Exercise objective:
Give the data again exactly, without its images.
*** Data extracts ***
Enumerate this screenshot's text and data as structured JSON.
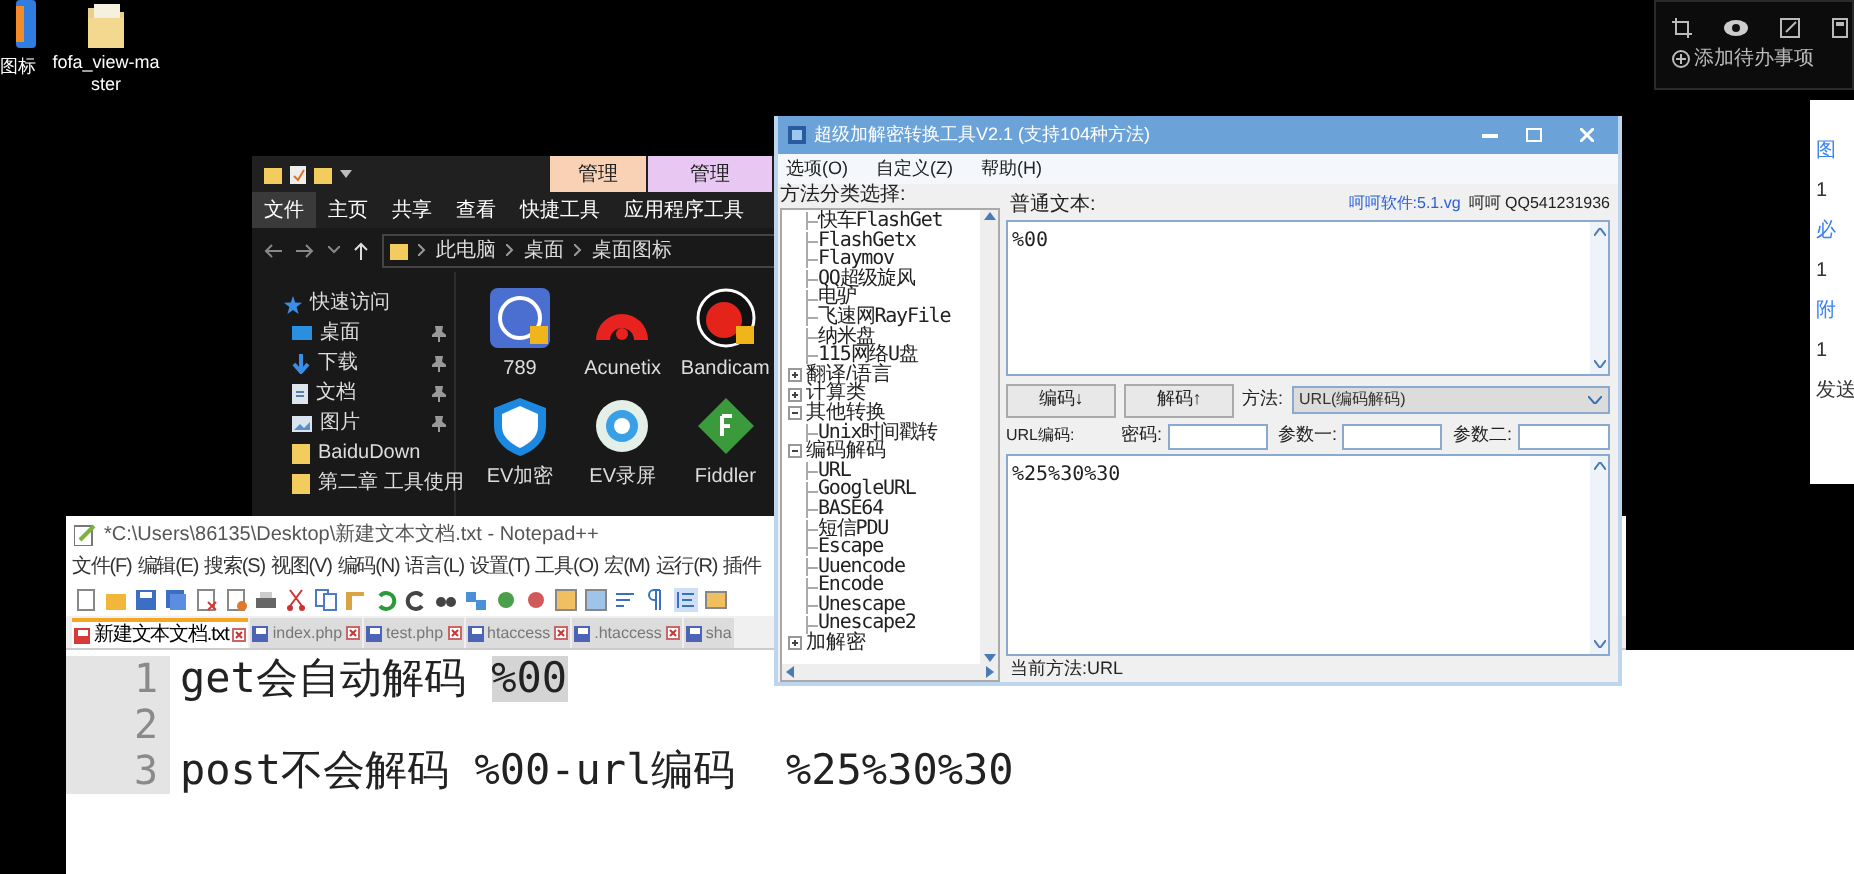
{
  "desktop_icons": [
    {
      "label": "图标",
      "kind": "app"
    },
    {
      "label": "fofa_view-master",
      "kind": "folder"
    }
  ],
  "todo_widget": {
    "add_label": "添加待办事项"
  },
  "side_panel": {
    "items": [
      {
        "text": "图",
        "kind": "link"
      },
      {
        "text": "1",
        "kind": "value"
      },
      {
        "text": "必",
        "kind": "link"
      },
      {
        "text": "1",
        "kind": "value"
      },
      {
        "text": "附",
        "kind": "link"
      },
      {
        "text": "1",
        "kind": "value"
      },
      {
        "text": "发送",
        "kind": "value"
      }
    ]
  },
  "explorer": {
    "context_tabs": [
      {
        "label": "管理",
        "color": "#f9d2b6"
      },
      {
        "label": "管理",
        "color": "#e8c8f2"
      }
    ],
    "ribbon_tabs": [
      {
        "label": "文件",
        "selected": true
      },
      {
        "label": "主页",
        "selected": false
      },
      {
        "label": "共享",
        "selected": false
      },
      {
        "label": "查看",
        "selected": false
      },
      {
        "label": "快捷工具",
        "selected": false
      },
      {
        "label": "应用程序工具",
        "selected": false
      }
    ],
    "breadcrumb": [
      "此电脑",
      "桌面",
      "桌面图标"
    ],
    "nav": [
      {
        "label": "快速访问",
        "kind": "star",
        "pinned": false
      },
      {
        "label": "桌面",
        "kind": "desktop",
        "pinned": true
      },
      {
        "label": "下载",
        "kind": "download",
        "pinned": true
      },
      {
        "label": "文档",
        "kind": "document",
        "pinned": true
      },
      {
        "label": "图片",
        "kind": "picture",
        "pinned": true
      },
      {
        "label": "BaiduDown",
        "kind": "folder",
        "pinned": false
      },
      {
        "label": "第二章 工具使用",
        "kind": "folder",
        "pinned": false
      }
    ],
    "files": [
      {
        "label": "789",
        "kind": "badge"
      },
      {
        "label": "Acunetix",
        "kind": "arc"
      },
      {
        "label": "Bandicam",
        "kind": "record"
      },
      {
        "label": "EV加密",
        "kind": "shield"
      },
      {
        "label": "EV录屏",
        "kind": "flower"
      },
      {
        "label": "Fiddler",
        "kind": "diamond"
      }
    ]
  },
  "tool": {
    "title": "超级加解密转换工具V2.1 (支持104种方法)",
    "menu": [
      "选项(O)",
      "自定义(Z)",
      "帮助(H)"
    ],
    "tree_label": "方法分类选择:",
    "tree": [
      {
        "children": [
          {
            "label": "快车FlashGet"
          },
          {
            "label": "FlashGetx"
          },
          {
            "label": "Flaymov"
          },
          {
            "label": "QQ超级旋风"
          },
          {
            "label": "电驴"
          },
          {
            "label": "飞速网RayFile"
          },
          {
            "label": "纳米盘"
          },
          {
            "label": "115网络U盘"
          }
        ]
      },
      {
        "label": "翻译/语言",
        "expanded": false
      },
      {
        "label": "计算类",
        "expanded": false
      },
      {
        "label": "其他转换",
        "expanded": true,
        "children": [
          {
            "label": "Unix时间戳转"
          }
        ]
      },
      {
        "label": "编码解码",
        "expanded": true,
        "children": [
          {
            "label": "URL"
          },
          {
            "label": "GoogleURL"
          },
          {
            "label": "BASE64"
          },
          {
            "label": "短信PDU"
          },
          {
            "label": "Escape"
          },
          {
            "label": "Uuencode"
          },
          {
            "label": "Encode"
          },
          {
            "label": "Unescape"
          },
          {
            "label": "Unescape2"
          }
        ]
      },
      {
        "label": "加解密",
        "expanded": false
      }
    ],
    "plain_label": "普通文本:",
    "site": "呵呵软件:5.1.vg",
    "qq": "呵呵 QQ541231936",
    "plain_text": "%00",
    "encode_button": "编码↓",
    "decode_button": "解码↑",
    "method_label": "方法:",
    "method": "URL(编码解码)",
    "result_label": "URL编码:",
    "password_label": "密码:",
    "param1_label": "参数一:",
    "param2_label": "参数二:",
    "result_text": "%25%30%30",
    "status": "当前方法:URL"
  },
  "notepad": {
    "title": "*C:\\Users\\86135\\Desktop\\新建文本文档.txt - Notepad++",
    "menu": [
      "文件(F)",
      "编辑(E)",
      "搜索(S)",
      "视图(V)",
      "编码(N)",
      "语言(L)",
      "设置(T)",
      "工具(O)",
      "宏(M)",
      "运行(R)",
      "插件"
    ],
    "tabs": [
      {
        "label": "新建文本文档.txt",
        "selected": true
      },
      {
        "label": "index.php",
        "selected": false
      },
      {
        "label": "test.php",
        "selected": false
      },
      {
        "label": "htaccess",
        "selected": false
      },
      {
        "label": ".htaccess",
        "selected": false
      },
      {
        "label": "sha",
        "selected": false
      }
    ],
    "lines": [
      {
        "number": "1",
        "segments": [
          {
            "text": "get会自动解码 ",
            "highlighted": false
          },
          {
            "text": "%00",
            "highlighted": true
          }
        ]
      },
      {
        "number": "2"
      },
      {
        "number": "3",
        "segments": [
          {
            "text": "post不会解码 %00-url编码  %25%30%30",
            "highlighted": false
          }
        ]
      }
    ]
  }
}
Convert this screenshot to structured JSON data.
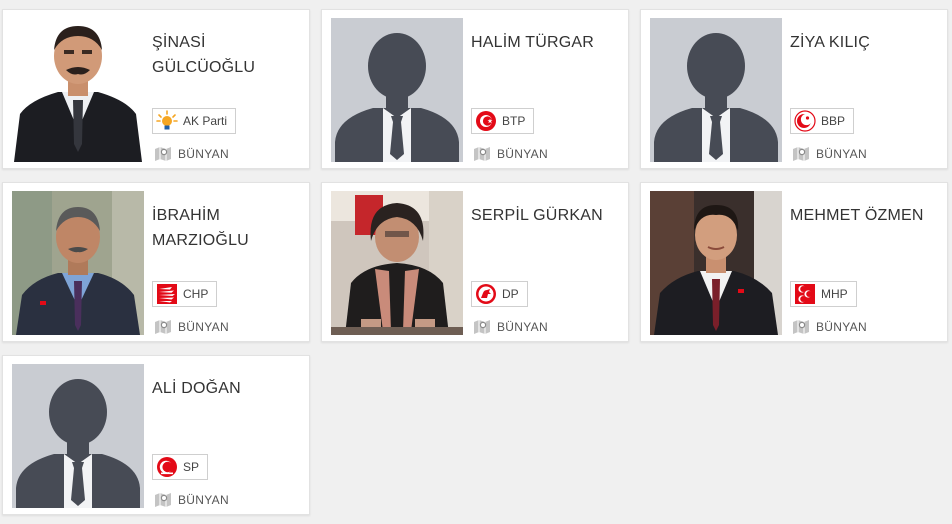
{
  "candidates": [
    {
      "name": "ŞİNASİ\nGÜLCÜOĞLU",
      "party": "AK Parti",
      "party_icon": "akp-bulb-icon",
      "location": "BÜNYAN",
      "photo": "photo"
    },
    {
      "name": "HALİM TÜRGAR",
      "party": "BTP",
      "party_icon": "btp-logo-icon",
      "location": "BÜNYAN",
      "photo": "placeholder"
    },
    {
      "name": "ZİYA KILIÇ",
      "party": "BBP",
      "party_icon": "bbp-logo-icon",
      "location": "BÜNYAN",
      "photo": "placeholder"
    },
    {
      "name": "İBRAHİM\nMARZIOĞLU",
      "party": "CHP",
      "party_icon": "chp-arrows-icon",
      "location": "BÜNYAN",
      "photo": "photo"
    },
    {
      "name": "SERPİL GÜRKAN",
      "party": "DP",
      "party_icon": "dp-horse-icon",
      "location": "BÜNYAN",
      "photo": "photo"
    },
    {
      "name": "MEHMET ÖZMEN",
      "party": "MHP",
      "party_icon": "mhp-crescents-icon",
      "location": "BÜNYAN",
      "photo": "photo"
    },
    {
      "name": "ALİ DOĞAN",
      "party": "SP",
      "party_icon": "sp-logo-icon",
      "location": "BÜNYAN",
      "photo": "placeholder"
    }
  ],
  "colors": {
    "page_bg": "#f0f0f0",
    "card_bg": "#ffffff",
    "placeholder_bg": "#c9ccd2",
    "placeholder_silhouette": "#474b55",
    "akp": "#f5a623",
    "party_red": "#e30a17",
    "text": "#333333"
  }
}
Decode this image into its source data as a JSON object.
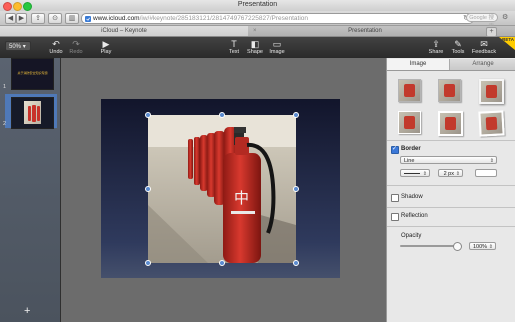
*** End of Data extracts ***
Task output:
Enumerate this screenshot's text and data as structured JSON.
{
  "desktop_icons": [
    {
      "label": "图标",
      "kind": "app"
    },
    {
      "label": "fofa_view-master",
      "kind": "folder"
    }
  ],
  "todo_widget": {
    "add_label": "添加待办事项"
  },
  "side_panel": {
    "items": [
      {
        "text": "图",
        "kind": "link"
      },
      {
        "text": "1",
        "kind": "value"
      },
      {
        "text": "必",
        "kind": "link"
      },
      {
        "text": "1",
        "kind": "value"
      },
      {
        "text": "附",
        "kind": "link"
      },
      {
        "text": "1",
        "kind": "value"
      },
      {
        "text": "发送",
        "kind": "value"
      }
    ]
  },
  "explorer": {
    "context_tabs": [
      {
        "label": "管理",
        "color": "#f9d2b6"
      },
      {
        "label": "管理",
        "color": "#e8c8f2"
      }
    ],
    "ribbon_tabs": [
      {
        "label": "文件",
        "selected": true
      },
      {
        "label": "主页",
        "selected": false
      },
      {
        "label": "共享",
        "selected": false
      },
      {
        "label": "查看",
        "selected": false
      },
      {
        "label": "快捷工具",
        "selected": false
      },
      {
        "label": "应用程序工具",
        "selected": false
      }
    ],
    "breadcrumb": [
      "此电脑",
      "桌面",
      "桌面图标"
    ],
    "nav": [
      {
        "label": "快速访问",
        "kind": "star",
        "pinned": false
      },
      {
        "label": "桌面",
        "kind": "desktop",
        "pinned": true
      },
      {
        "label": "下载",
        "kind": "download",
        "pinned": true
      },
      {
        "label": "文档",
        "kind": "document",
        "pinned": true
      },
      {
        "label": "图片",
        "kind": "picture",
        "pinned": true
      },
      {
        "label": "BaiduDown",
        "kind": "folder",
        "pinned": false
      },
      {
        "label": "第二章 工具使用",
        "kind": "folder",
        "pinned": false
      }
    ],
    "files": [
      {
        "label": "789",
        "kind": "badge"
      },
      {
        "label": "Acunetix",
        "kind": "arc"
      },
      {
        "label": "Bandicam",
        "kind": "record"
      },
      {
        "label": "EV加密",
        "kind": "shield"
      },
      {
        "label": "EV录屏",
        "kind": "flower"
      },
      {
        "label": "Fiddler",
        "kind": "diamond"
      }
    ]
  },
  "tool": {
    "title": "超级加解密转换工具V2.1 (支持104种方法)",
    "menu": [
      "选项(O)",
      "自定义(Z)",
      "帮助(H)"
    ],
    "tree_label": "方法分类选择:",
    "tree": [
      {
        "children": [
          {
            "label": "快车FlashGet"
          },
          {
            "label": "FlashGetx"
          },
          {
            "label": "Flaymov"
          },
          {
            "label": "QQ超级旋风"
          },
          {
            "label": "电驴"
          },
          {
            "label": "飞速网RayFile"
          },
          {
            "label": "纳米盘"
          },
          {
            "label": "115网络U盘"
          }
        ]
      },
      {
        "label": "翻译/语言",
        "expanded": false
      },
      {
        "label": "计算类",
        "expanded": false
      },
      {
        "label": "其他转换",
        "expanded": true,
        "children": [
          {
            "label": "Unix时间戳转"
          }
        ]
      },
      {
        "label": "编码解码",
        "expanded": true,
        "children": [
          {
            "label": "URL"
          },
          {
            "label": "GoogleURL"
          },
          {
            "label": "BASE64"
          },
          {
            "label": "短信PDU"
          },
          {
            "label": "Escape"
          },
          {
            "label": "Uuencode"
          },
          {
            "label": "Encode"
          },
          {
            "label": "Unescape"
          },
          {
            "label": "Unescape2"
          }
        ]
      },
      {
        "label": "加解密",
        "expanded": false
      }
    ],
    "plain_label": "普通文本:",
    "site": "呵呵软件:5.1.vg",
    "qq": "呵呵 QQ541231936",
    "plain_text": "%00",
    "encode_button": "编码↓",
    "decode_button": "解码↑",
    "method_label": "方法:",
    "method": "URL(编码解码)",
    "result_label": "URL编码:",
    "password_label": "密码:",
    "param1_label": "参数一:",
    "param2_label": "参数二:",
    "result_text": "%25%30%30",
    "status": "当前方法:URL"
  },
  "notepad": {
    "title": "*C:\\Users\\86135\\Desktop\\新建文本文档.txt - Notepad++",
    "menu": [
      "文件(F)",
      "编辑(E)",
      "搜索(S)",
      "视图(V)",
      "编码(N)",
      "语言(L)",
      "设置(T)",
      "工具(O)",
      "宏(M)",
      "运行(R)",
      "插件"
    ],
    "tabs": [
      {
        "label": "新建文本文档.txt",
        "selected": true
      },
      {
        "label": "index.php",
        "selected": false
      },
      {
        "label": "test.php",
        "selected": false
      },
      {
        "label": "htaccess",
        "selected": false
      },
      {
        "label": ".htaccess",
        "selected": false
      },
      {
        "label": "sha",
        "selected": false
      }
    ],
    "lines": [
      {
        "number": "1",
        "segments": [
          {
            "text": "get会自动解码 ",
            "highlighted": false
          },
          {
            "text": "%00",
            "highlighted": true
          }
        ]
      },
      {
        "number": "2"
      },
      {
        "number": "3",
        "segments": [
          {
            "text": "post不会解码 %00-url编码  %25%30%30",
            "highlighted": false
          }
        ]
      }
    ]
  }
}
Convert this screenshot to structured JSON data.
{
  "candidates": [
    {
      "name": "ŞİNASİ\nGÜLCÜOĞLU",
      "party": "AK Parti",
      "party_icon": "akp-bulb-icon",
      "location": "BÜNYAN",
      "photo": "photo"
    },
    {
      "name": "HALİM TÜRGAR",
      "party": "BTP",
      "party_icon": "btp-logo-icon",
      "location": "BÜNYAN",
      "photo": "placeholder"
    },
    {
      "name": "ZİYA KILIÇ",
      "party": "BBP",
      "party_icon": "bbp-logo-icon",
      "location": "BÜNYAN",
      "photo": "placeholder"
    },
    {
      "name": "İBRAHİM\nMARZIOĞLU",
      "party": "CHP",
      "party_icon": "chp-arrows-icon",
      "location": "BÜNYAN",
      "photo": "photo"
    },
    {
      "name": "SERPİL GÜRKAN",
      "party": "DP",
      "party_icon": "dp-horse-icon",
      "location": "BÜNYAN",
      "photo": "photo"
    },
    {
      "name": "MEHMET ÖZMEN",
      "party": "MHP",
      "party_icon": "mhp-crescents-icon",
      "location": "BÜNYAN",
      "photo": "photo"
    },
    {
      "name": "ALİ DOĞAN",
      "party": "SP",
      "party_icon": "sp-logo-icon",
      "location": "BÜNYAN",
      "photo": "placeholder"
    }
  ],
  "colors": {
    "page_bg": "#f0f0f0",
    "card_bg": "#ffffff",
    "placeholder_bg": "#c9ccd2",
    "placeholder_silhouette": "#474b55",
    "akp": "#f5a623",
    "party_red": "#e30a17",
    "text": "#333333"
  }
}
Decode this image into its source data as a JSON object.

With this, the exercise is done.